“Delivering emissions reduction should not be at the expense of increasing food imports that risk ‘carbon leakage’,” the report warned.
British beef and lamb are some of the least emissions-intensive in the world, CCC chief executive Chris Stark told reporters, warning against meat imports with higher emissions footprints.
“It’s time to end this adversarial discussions between climate and farmers,” he said.
Government policies, including potential regulatory and pricing measures, will be also necessary to encourage consumers to shift diets and behaviours, the report said.
The CCC previously set out a series of measures which it said could reduce emissions in the UK by up to 96% by 2050.

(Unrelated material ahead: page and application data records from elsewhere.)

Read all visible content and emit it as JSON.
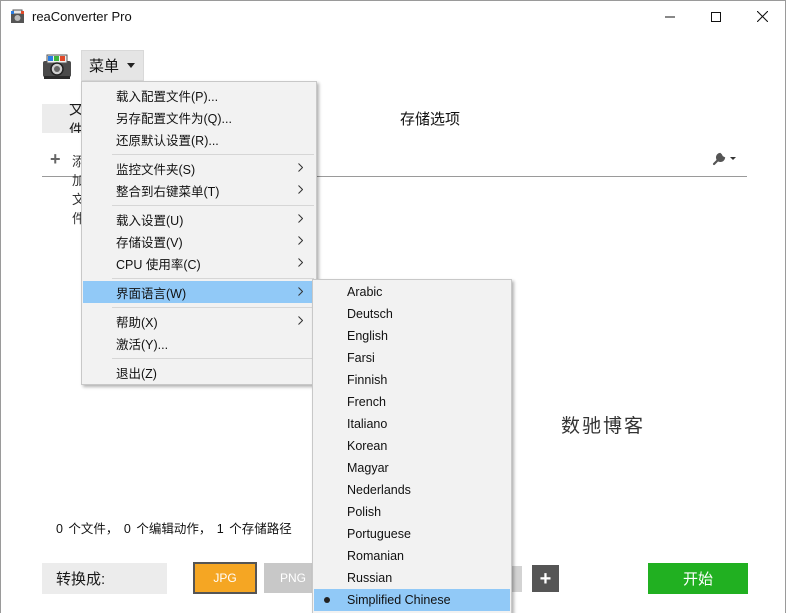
{
  "window": {
    "title": "reaConverter Pro"
  },
  "menu_button": {
    "label": "菜单"
  },
  "tabs": {
    "files_label": "文件",
    "save_options_label": "存储选项"
  },
  "add_row": {
    "add_label": "添加文件"
  },
  "watermark": "数驰博客",
  "status_text": "0 个文件， 0 个编辑动作， 1 个存储路径",
  "bottom": {
    "convert_label": "转换成:",
    "formats": [
      "JPG",
      "PNG"
    ],
    "add_format": "+",
    "start_label": "开始",
    "colors": {
      "active_format": "#f5a623",
      "start": "#21b021"
    }
  },
  "main_menu": {
    "items": [
      {
        "label": "载入配置文件(P)...",
        "submenu": false
      },
      {
        "label": "另存配置文件为(Q)...",
        "submenu": false
      },
      {
        "label": "还原默认设置(R)...",
        "submenu": false
      },
      {
        "label": "监控文件夹(S)",
        "submenu": true
      },
      {
        "label": "整合到右键菜单(T)",
        "submenu": true
      },
      {
        "label": "载入设置(U)",
        "submenu": true
      },
      {
        "label": "存储设置(V)",
        "submenu": true
      },
      {
        "label": "CPU 使用率(C)",
        "submenu": true
      },
      {
        "label": "界面语言(W)",
        "submenu": true,
        "highlighted": true
      },
      {
        "label": "帮助(X)",
        "submenu": true
      },
      {
        "label": "激活(Y)...",
        "submenu": false
      },
      {
        "label": "退出(Z)",
        "submenu": false
      }
    ],
    "highlight_color": "#91c9f7"
  },
  "language_menu": {
    "items": [
      "Arabic",
      "Deutsch",
      "English",
      "Farsi",
      "Finnish",
      "French",
      "Italiano",
      "Korean",
      "Magyar",
      "Nederlands",
      "Polish",
      "Portuguese",
      "Romanian",
      "Russian",
      "Simplified Chinese"
    ],
    "selected": "Simplified Chinese"
  }
}
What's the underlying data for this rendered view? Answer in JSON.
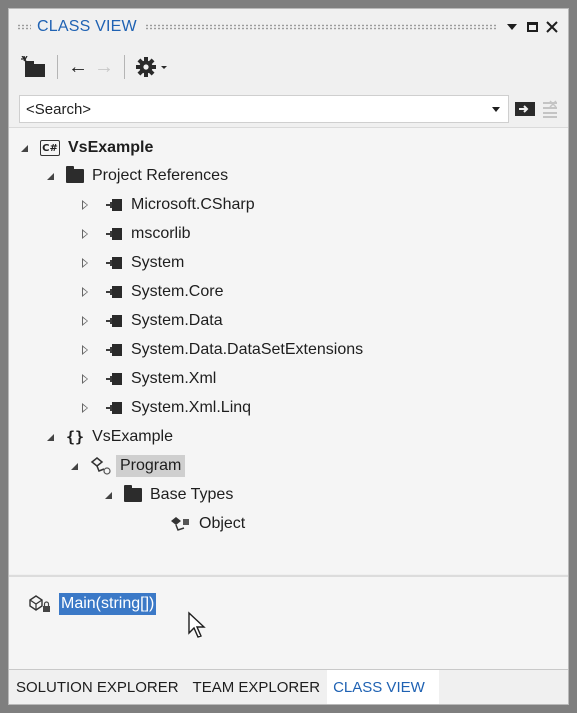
{
  "window": {
    "title": "CLASS VIEW"
  },
  "toolbar": {
    "items": [
      {
        "name": "new-folder-icon"
      },
      {
        "name": "back-arrow-icon"
      },
      {
        "name": "forward-arrow-icon"
      },
      {
        "name": "settings-gear-icon"
      }
    ]
  },
  "search": {
    "placeholder": "<Search>"
  },
  "tree": {
    "project": "VsExample",
    "references_folder": "Project References",
    "references": [
      "Microsoft.CSharp",
      "mscorlib",
      "System",
      "System.Core",
      "System.Data",
      "System.Data.DataSetExtensions",
      "System.Xml",
      "System.Xml.Linq"
    ],
    "namespace": "VsExample",
    "class": "Program",
    "base_types_folder": "Base Types",
    "base_type": "Object"
  },
  "members": {
    "items": [
      "Main(string[])"
    ]
  },
  "tabs": [
    {
      "label": "SOLUTION EXPLORER",
      "active": false
    },
    {
      "label": "TEAM EXPLORER",
      "active": false
    },
    {
      "label": "CLASS VIEW",
      "active": true
    }
  ],
  "colors": {
    "accent": "#1f62b3",
    "selection": "#3b79c7",
    "tree_selection": "#cfcfcf"
  }
}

Tackling the remaining 4-5% would require “some use of options that currently appear more speculative,” it admitted. This could include greater shifts in diet and land use, more limited aviation demand growth and a larger contribution from technologies to remove CO2 from the atmosphere – technologies which have so far not been proven at scale.